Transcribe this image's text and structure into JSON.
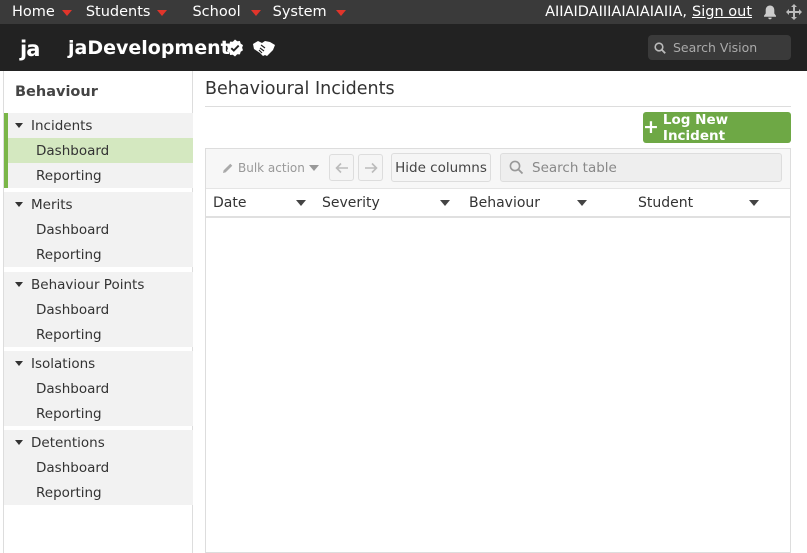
{
  "topnav": {
    "items": [
      {
        "label": "Home"
      },
      {
        "label": "Students"
      },
      {
        "label": "School"
      },
      {
        "label": "System"
      }
    ],
    "user_text": "AIIAIDAIIIAIAIAIAIIA,",
    "signout_label": "Sign out",
    "icons": [
      "bell-icon",
      "move-icon"
    ]
  },
  "brand": {
    "logo_text": "ja",
    "name": "jaDevelopment",
    "icons": [
      "verified-badge-icon",
      "handshake-icon"
    ],
    "search_placeholder": "Search Vision"
  },
  "sidebar": {
    "title": "Behaviour",
    "sections": [
      {
        "label": "Incidents",
        "items": [
          "Dashboard",
          "Reporting"
        ]
      },
      {
        "label": "Merits",
        "items": [
          "Dashboard",
          "Reporting"
        ]
      },
      {
        "label": "Behaviour Points",
        "items": [
          "Dashboard",
          "Reporting"
        ]
      },
      {
        "label": "Isolations",
        "items": [
          "Dashboard",
          "Reporting"
        ]
      },
      {
        "label": "Detentions",
        "items": [
          "Dashboard",
          "Reporting"
        ]
      }
    ],
    "selected": "Incidents / Dashboard"
  },
  "main": {
    "title": "Behavioural Incidents",
    "log_button": "Log New Incident",
    "toolbar": {
      "bulk_action": "Bulk action",
      "hide_columns": "Hide columns",
      "search_placeholder": "Search table"
    },
    "columns": [
      "Date",
      "Severity",
      "Behaviour",
      "Student"
    ]
  },
  "colors": {
    "accent_green": "#6ea845",
    "selected_bg": "#d4e8c0",
    "menu_caret": "#e0352b",
    "brand_bar": "#222222"
  }
}
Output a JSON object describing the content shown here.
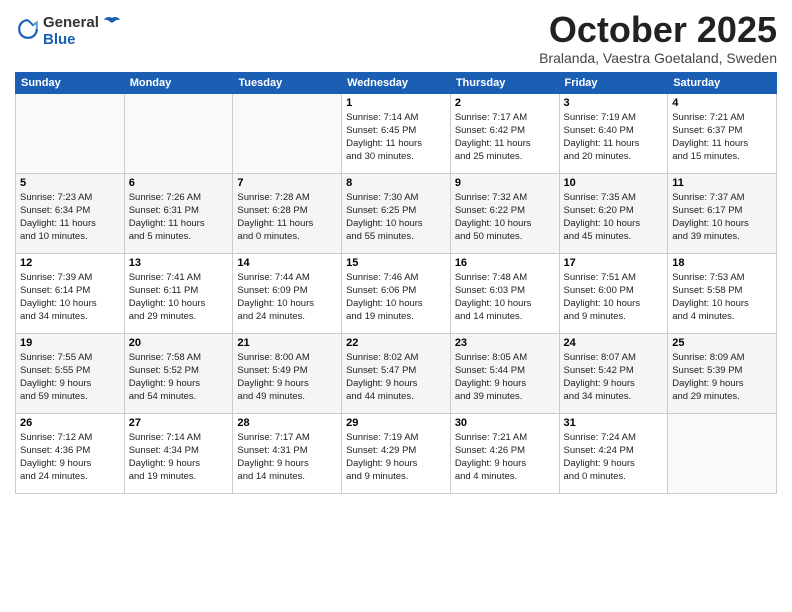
{
  "logo": {
    "general": "General",
    "blue": "Blue"
  },
  "title": "October 2025",
  "location": "Bralanda, Vaestra Goetaland, Sweden",
  "days_header": [
    "Sunday",
    "Monday",
    "Tuesday",
    "Wednesday",
    "Thursday",
    "Friday",
    "Saturday"
  ],
  "weeks": [
    [
      {
        "num": "",
        "info": ""
      },
      {
        "num": "",
        "info": ""
      },
      {
        "num": "",
        "info": ""
      },
      {
        "num": "1",
        "info": "Sunrise: 7:14 AM\nSunset: 6:45 PM\nDaylight: 11 hours\nand 30 minutes."
      },
      {
        "num": "2",
        "info": "Sunrise: 7:17 AM\nSunset: 6:42 PM\nDaylight: 11 hours\nand 25 minutes."
      },
      {
        "num": "3",
        "info": "Sunrise: 7:19 AM\nSunset: 6:40 PM\nDaylight: 11 hours\nand 20 minutes."
      },
      {
        "num": "4",
        "info": "Sunrise: 7:21 AM\nSunset: 6:37 PM\nDaylight: 11 hours\nand 15 minutes."
      }
    ],
    [
      {
        "num": "5",
        "info": "Sunrise: 7:23 AM\nSunset: 6:34 PM\nDaylight: 11 hours\nand 10 minutes."
      },
      {
        "num": "6",
        "info": "Sunrise: 7:26 AM\nSunset: 6:31 PM\nDaylight: 11 hours\nand 5 minutes."
      },
      {
        "num": "7",
        "info": "Sunrise: 7:28 AM\nSunset: 6:28 PM\nDaylight: 11 hours\nand 0 minutes."
      },
      {
        "num": "8",
        "info": "Sunrise: 7:30 AM\nSunset: 6:25 PM\nDaylight: 10 hours\nand 55 minutes."
      },
      {
        "num": "9",
        "info": "Sunrise: 7:32 AM\nSunset: 6:22 PM\nDaylight: 10 hours\nand 50 minutes."
      },
      {
        "num": "10",
        "info": "Sunrise: 7:35 AM\nSunset: 6:20 PM\nDaylight: 10 hours\nand 45 minutes."
      },
      {
        "num": "11",
        "info": "Sunrise: 7:37 AM\nSunset: 6:17 PM\nDaylight: 10 hours\nand 39 minutes."
      }
    ],
    [
      {
        "num": "12",
        "info": "Sunrise: 7:39 AM\nSunset: 6:14 PM\nDaylight: 10 hours\nand 34 minutes."
      },
      {
        "num": "13",
        "info": "Sunrise: 7:41 AM\nSunset: 6:11 PM\nDaylight: 10 hours\nand 29 minutes."
      },
      {
        "num": "14",
        "info": "Sunrise: 7:44 AM\nSunset: 6:09 PM\nDaylight: 10 hours\nand 24 minutes."
      },
      {
        "num": "15",
        "info": "Sunrise: 7:46 AM\nSunset: 6:06 PM\nDaylight: 10 hours\nand 19 minutes."
      },
      {
        "num": "16",
        "info": "Sunrise: 7:48 AM\nSunset: 6:03 PM\nDaylight: 10 hours\nand 14 minutes."
      },
      {
        "num": "17",
        "info": "Sunrise: 7:51 AM\nSunset: 6:00 PM\nDaylight: 10 hours\nand 9 minutes."
      },
      {
        "num": "18",
        "info": "Sunrise: 7:53 AM\nSunset: 5:58 PM\nDaylight: 10 hours\nand 4 minutes."
      }
    ],
    [
      {
        "num": "19",
        "info": "Sunrise: 7:55 AM\nSunset: 5:55 PM\nDaylight: 9 hours\nand 59 minutes."
      },
      {
        "num": "20",
        "info": "Sunrise: 7:58 AM\nSunset: 5:52 PM\nDaylight: 9 hours\nand 54 minutes."
      },
      {
        "num": "21",
        "info": "Sunrise: 8:00 AM\nSunset: 5:49 PM\nDaylight: 9 hours\nand 49 minutes."
      },
      {
        "num": "22",
        "info": "Sunrise: 8:02 AM\nSunset: 5:47 PM\nDaylight: 9 hours\nand 44 minutes."
      },
      {
        "num": "23",
        "info": "Sunrise: 8:05 AM\nSunset: 5:44 PM\nDaylight: 9 hours\nand 39 minutes."
      },
      {
        "num": "24",
        "info": "Sunrise: 8:07 AM\nSunset: 5:42 PM\nDaylight: 9 hours\nand 34 minutes."
      },
      {
        "num": "25",
        "info": "Sunrise: 8:09 AM\nSunset: 5:39 PM\nDaylight: 9 hours\nand 29 minutes."
      }
    ],
    [
      {
        "num": "26",
        "info": "Sunrise: 7:12 AM\nSunset: 4:36 PM\nDaylight: 9 hours\nand 24 minutes."
      },
      {
        "num": "27",
        "info": "Sunrise: 7:14 AM\nSunset: 4:34 PM\nDaylight: 9 hours\nand 19 minutes."
      },
      {
        "num": "28",
        "info": "Sunrise: 7:17 AM\nSunset: 4:31 PM\nDaylight: 9 hours\nand 14 minutes."
      },
      {
        "num": "29",
        "info": "Sunrise: 7:19 AM\nSunset: 4:29 PM\nDaylight: 9 hours\nand 9 minutes."
      },
      {
        "num": "30",
        "info": "Sunrise: 7:21 AM\nSunset: 4:26 PM\nDaylight: 9 hours\nand 4 minutes."
      },
      {
        "num": "31",
        "info": "Sunrise: 7:24 AM\nSunset: 4:24 PM\nDaylight: 9 hours\nand 0 minutes."
      },
      {
        "num": "",
        "info": ""
      }
    ]
  ]
}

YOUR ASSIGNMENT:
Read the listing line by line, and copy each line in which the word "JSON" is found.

REPLY:
Transcribe this image's text and structure into JSON.
Output a JSON object describing the content shown here.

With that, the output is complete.